- Lecture 20: F2 estimation via linear sketches. Introduced graph sketches
- Lecture 21: All-pairs distance sketch (from the Das Sarma et al. paper)
Prelim exam (Solutions)
Unit 4: Large-scale stochastic models and phase transitions
- Lecture 22: The Galton-Watson branching process
- Lecture 23: Phase transition in the GW branching process
- Lecture 24: DFS in the GW branching process. The giant component in the G(n,p) random graph
- Lecture 25: Revision of discrete-time Markov Chains. The Gambler’s Ruin problem
- Lecture 26: Revision of the Poisson process and continuous-time Markov Chains
- Lecture 27: Rumor spreading in a clique (the SI epidemic model)
- Lecture 28: The SIS epidemic: introduction
- Lecture 29: The SIS epidemic: phase-transition on the clique
- Lecture 30: The SIS epidemic: phase-transition on general graphs (via coupling and graph conductance)
- Lecture 31-32: CTMC transition-rate matrix and Kolmogorov equations
- Lecture 33: Diff-eqn approximations to MCs (Phase transition in the G(n,N) graph)
- Lecture 34: Diff-eqn approximations to MCs (SIS epidemic threshold and network spectral radius)
- Lecture 35: The power of two choices
- Lecture 36: Oblivious routing on hypercubes - the Valiant scheme
- Lecture 37: Review
- Homework 1 (Due at 12 noon on Tuesday, 8th September)
- Homework 2 (Due at 12 noon on Friday, 18th September)
- Homework 3 (Due at 12 noon on Monday, 28th September)
- Homework 4 (Due at 12 noon on Wednesday, 7th October)
- Homework 5 (Due at 12 noon on Tuesday, 20th October)
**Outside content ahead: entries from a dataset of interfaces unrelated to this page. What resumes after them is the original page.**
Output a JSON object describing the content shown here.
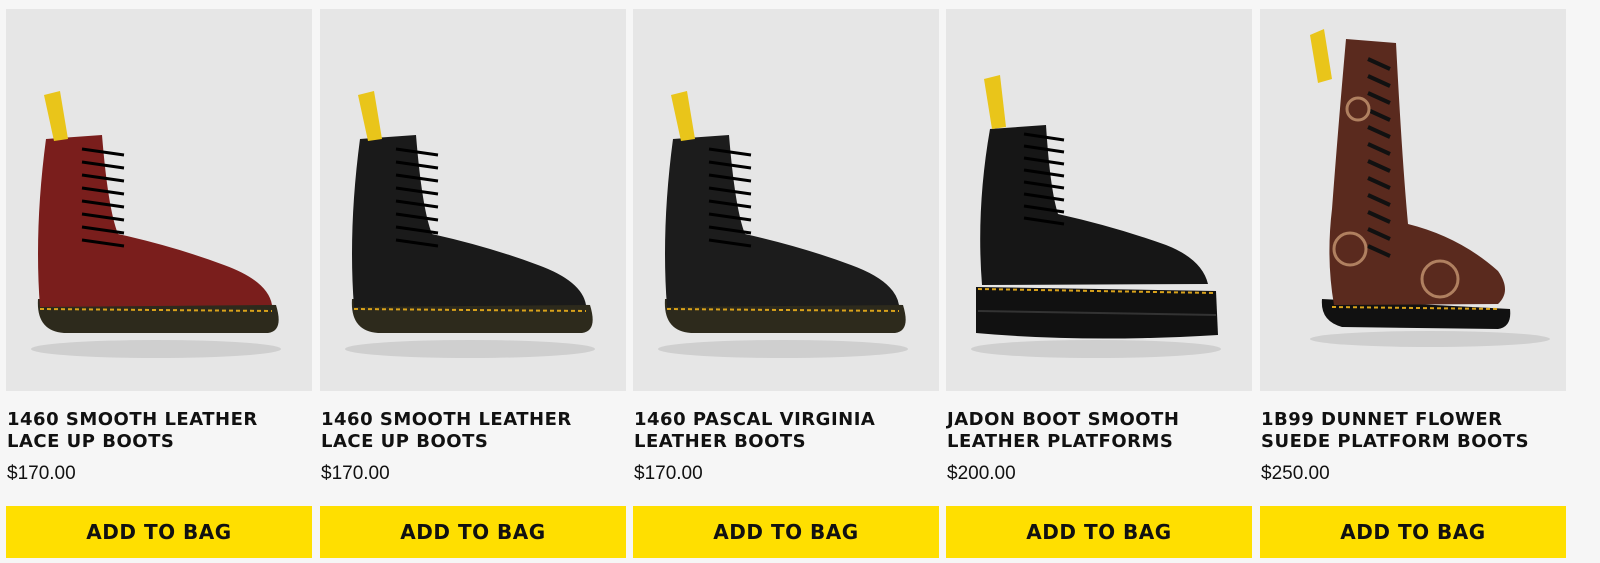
{
  "products": [
    {
      "title": "1460 SMOOTH LEATHER\nLACE UP BOOTS",
      "price": "$170.00",
      "cta": "ADD TO BAG",
      "image_alt": "Cherry red 1460 smooth leather boot",
      "boot_color": "#7a1e1c",
      "style": "1460"
    },
    {
      "title": "1460 SMOOTH LEATHER\nLACE UP BOOTS",
      "price": "$170.00",
      "cta": "ADD TO BAG",
      "image_alt": "Black 1460 smooth leather boot",
      "boot_color": "#1a1a1a",
      "style": "1460"
    },
    {
      "title": "1460 PASCAL VIRGINIA\nLEATHER BOOTS",
      "price": "$170.00",
      "cta": "ADD TO BAG",
      "image_alt": "Black 1460 Pascal Virginia leather boot",
      "boot_color": "#1c1c1c",
      "style": "1460"
    },
    {
      "title": "JADON BOOT SMOOTH\nLEATHER PLATFORMS",
      "price": "$200.00",
      "cta": "ADD TO BAG",
      "image_alt": "Black Jadon smooth leather platform boot",
      "boot_color": "#161616",
      "style": "platform"
    },
    {
      "title": "1B99 DUNNET FLOWER\nSUEDE PLATFORM BOOTS",
      "price": "$250.00",
      "cta": "ADD TO BAG",
      "image_alt": "Brown 1B99 Dunnet flower suede platform boot",
      "boot_color": "#5a2a1e",
      "style": "tall"
    }
  ],
  "colors": {
    "button_bg": "#ffdf00",
    "image_bg": "#e6e6e6",
    "page_bg": "#f6f6f6",
    "text": "#111111",
    "welt_stitch": "#d9a21b",
    "pull_tab": "#e9c51a"
  }
}
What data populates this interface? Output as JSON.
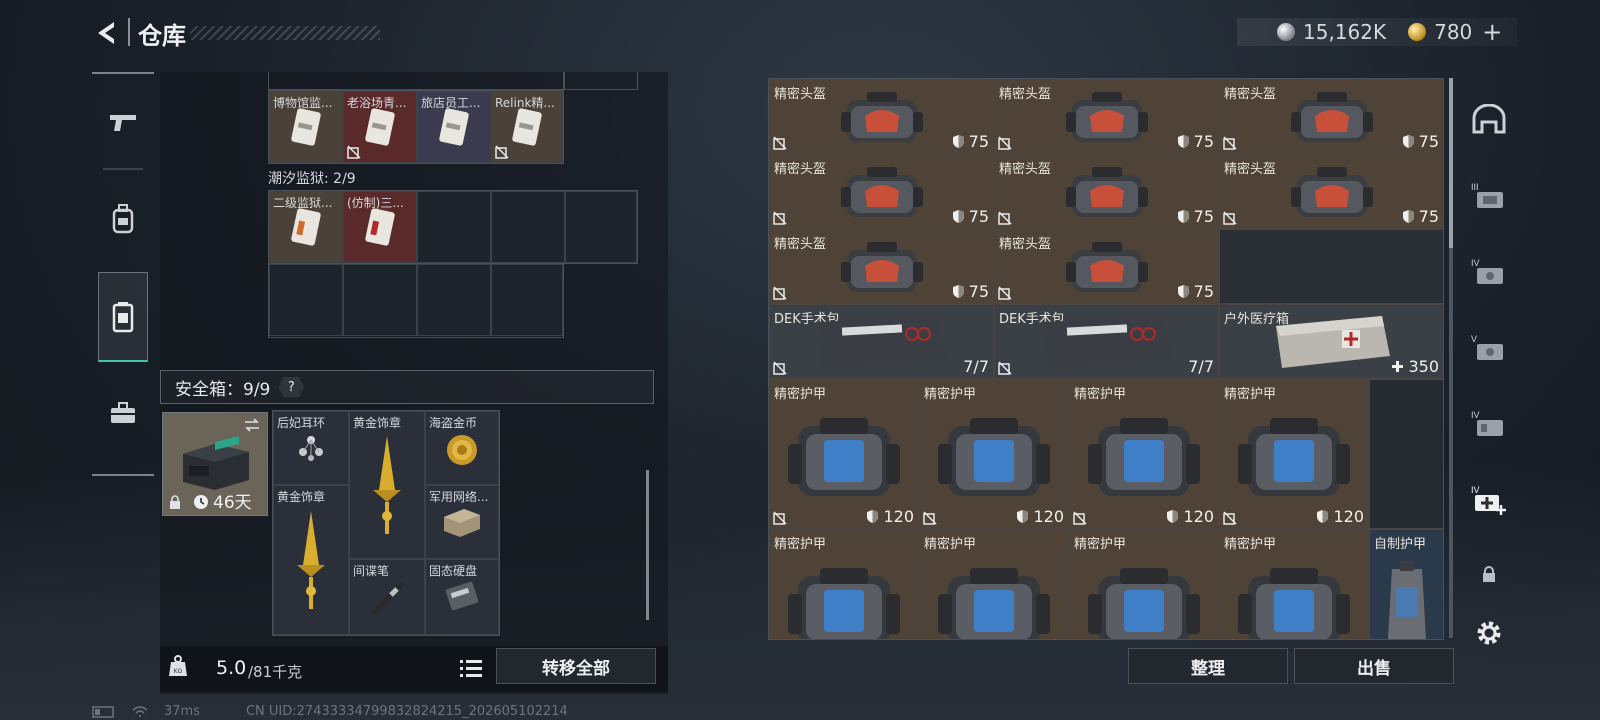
{
  "header": {
    "title": "仓库"
  },
  "currency": {
    "primary": "15,162K",
    "secondary": "780"
  },
  "nav": {
    "items": [
      "weapons",
      "backpack",
      "vest",
      "toolbox"
    ],
    "active": 2
  },
  "stash": {
    "row1": [
      "博物馆监...",
      "老浴场青...",
      "旅店员工...",
      "Relink精..."
    ],
    "section_label": "潮汐监狱: 2/9",
    "row2": [
      "二级监狱...",
      "(仿制)三..."
    ]
  },
  "safe": {
    "label": "安全箱：9/9",
    "help": "?",
    "days": "46天",
    "items": [
      "后妃耳环",
      "黄金饰章",
      "海盗金币",
      "黄金饰章",
      "军用网络...",
      "间谍笔",
      "固态硬盘"
    ]
  },
  "weight": {
    "current": "5.0",
    "max": "/81千克"
  },
  "buttons": {
    "transfer_all": "转移全部",
    "organize": "整理",
    "sell": "出售"
  },
  "inventory": {
    "helmet_name": "精密头盔",
    "helmet_value": "75",
    "dek_name": "DEK手术包",
    "dek_value": "7/7",
    "outdoor_name": "户外医疗箱",
    "outdoor_value": "350",
    "armor_name": "精密护甲",
    "armor_value": "120",
    "custom_armor_name": "自制护甲"
  },
  "status": {
    "ping": "37ms",
    "uid": "CN UID:27433334799832824215_202605102214"
  },
  "colors": {
    "accent": "#3fc8a4",
    "tan": "#4e4336"
  }
}
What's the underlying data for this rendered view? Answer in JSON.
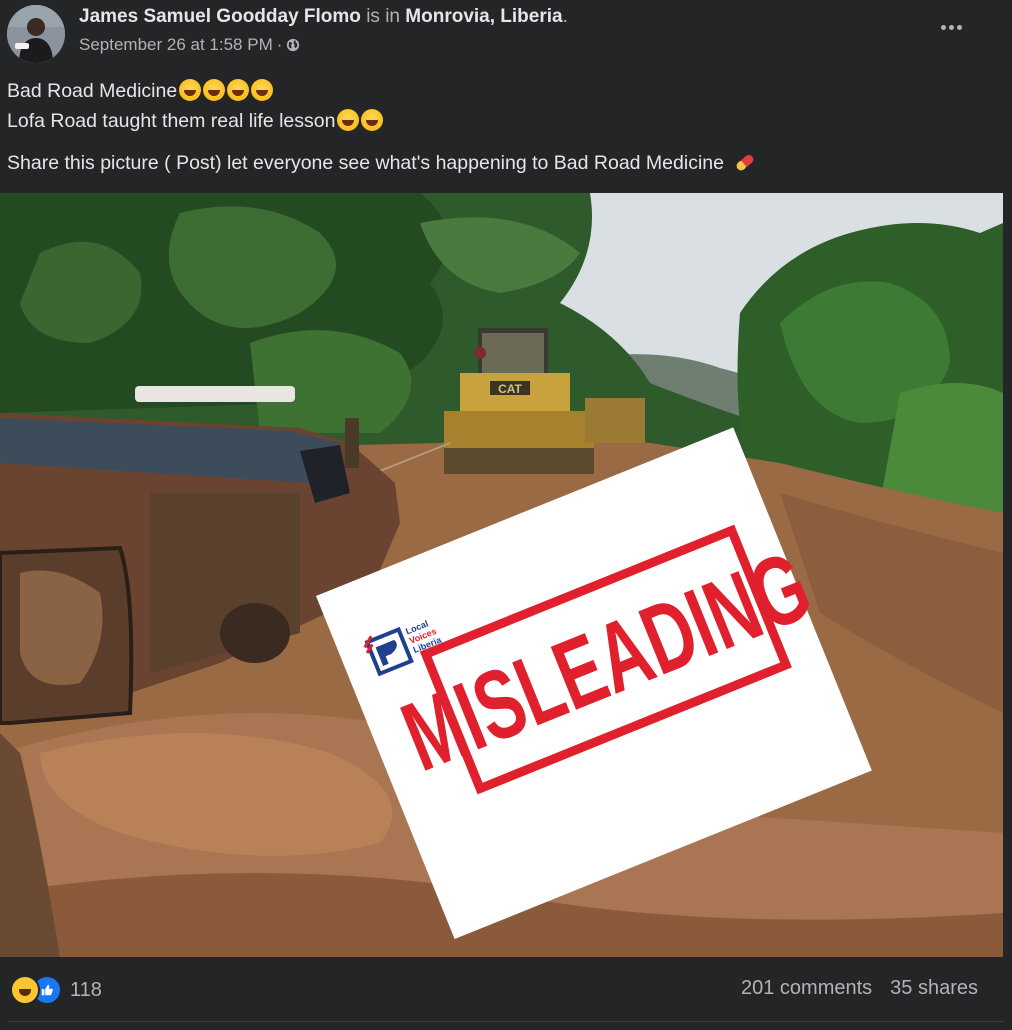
{
  "post": {
    "author": "James Samuel Goodday Flomo",
    "is_in": "is in",
    "location": "Monrovia, Liberia",
    "location_suffix": ".",
    "timestamp": "September 26 at 1:58 PM",
    "separator": "·",
    "privacy_icon": "globe-icon",
    "more_icon": "more-dots-icon",
    "lines": [
      "Bad Road Medicine",
      "Lofa Road taught them real life lesson",
      "Share this picture ( Post)  let everyone see what's happening to Bad Road Medicine"
    ],
    "line_emojis": [
      "joy-emoji",
      "joy-emoji",
      "pill-emoji"
    ]
  },
  "photo": {
    "stamp_text": "MISLEADING",
    "logo_lines": [
      "Local",
      "Voices",
      "Liberia"
    ],
    "bulldozer_label": "CAT",
    "colors": {
      "stamp_red": "#e0202d",
      "logo_blue": "#1f3f8f"
    }
  },
  "footer": {
    "reaction_icons": [
      "haha-reaction-icon",
      "like-reaction-icon"
    ],
    "reaction_count": "118",
    "comments": "201 comments",
    "shares": "35 shares"
  },
  "colors": {
    "background": "#242526",
    "text": "#e4e6eb",
    "muted": "#b0b3b8",
    "like_blue": "#1877f2"
  }
}
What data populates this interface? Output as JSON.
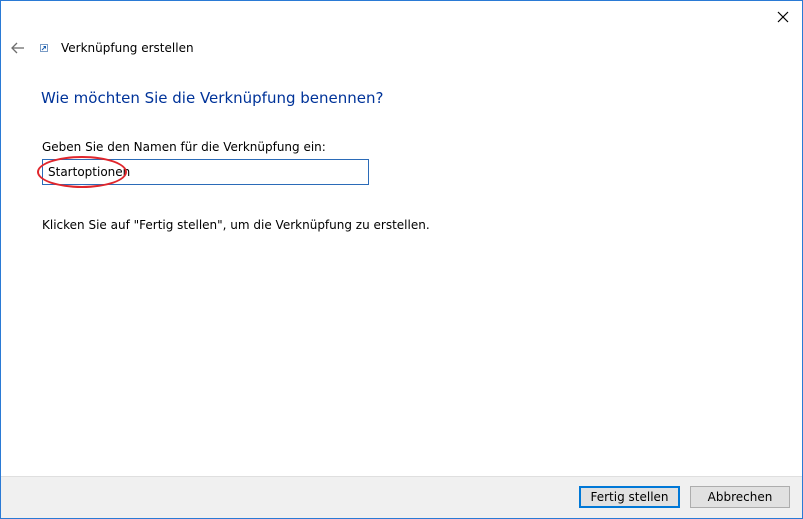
{
  "window": {
    "title": "Verknüpfung erstellen",
    "heading": "Wie möchten Sie die Verknüpfung benennen?",
    "accent_color": "#2a7ad5",
    "heading_color": "#003399"
  },
  "icons": {
    "close": "close-icon",
    "back": "back-arrow-icon",
    "wizard": "shortcut-icon"
  },
  "form": {
    "name_label": "Geben Sie den Namen für die Verknüpfung ein:",
    "name_value": "Startoptionen",
    "highlight_color": "#e0262c"
  },
  "hint": "Klicken Sie auf \"Fertig stellen\", um die Verknüpfung zu erstellen.",
  "buttons": {
    "finish": "Fertig stellen",
    "cancel": "Abbrechen"
  }
}
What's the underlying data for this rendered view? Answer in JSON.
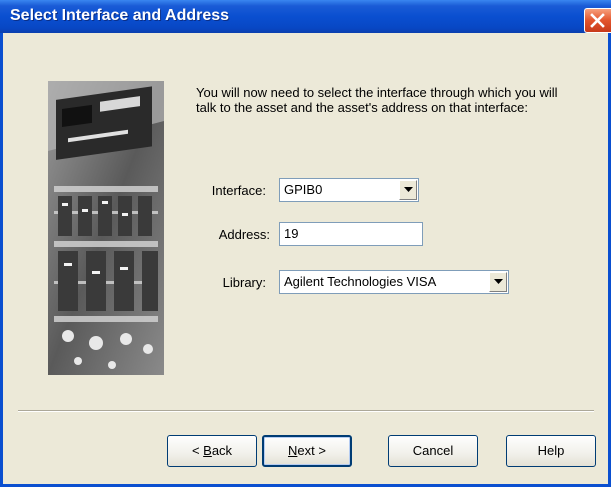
{
  "window": {
    "title": "Select Interface and Address"
  },
  "instructions": "You will now need to select the interface through which you will talk to the asset and the asset's address on that interface:",
  "form": {
    "interface": {
      "label": "Interface:",
      "value": "GPIB0"
    },
    "address": {
      "label": "Address:",
      "value": "19"
    },
    "library": {
      "label": "Library:",
      "value": "Agilent Technologies VISA"
    }
  },
  "buttons": {
    "back": {
      "prefix": "< ",
      "mnemonic": "B",
      "rest": "ack"
    },
    "next": {
      "mnemonic": "N",
      "rest": "ext >"
    },
    "cancel": "Cancel",
    "help": "Help"
  },
  "icons": {
    "close": "close-x-icon",
    "dropdown": "chevron-down-icon",
    "picture": "instrument-rack-photo"
  },
  "colors": {
    "titlebar": "#0a4fd0",
    "dialog_bg": "#ece9d8",
    "close_button": "#e2542c"
  }
}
- Homework 6 (Due at 12 noon on Wednesday, 18th November)
- Homework 7 (Due at 12 noon on Friday, 4th December)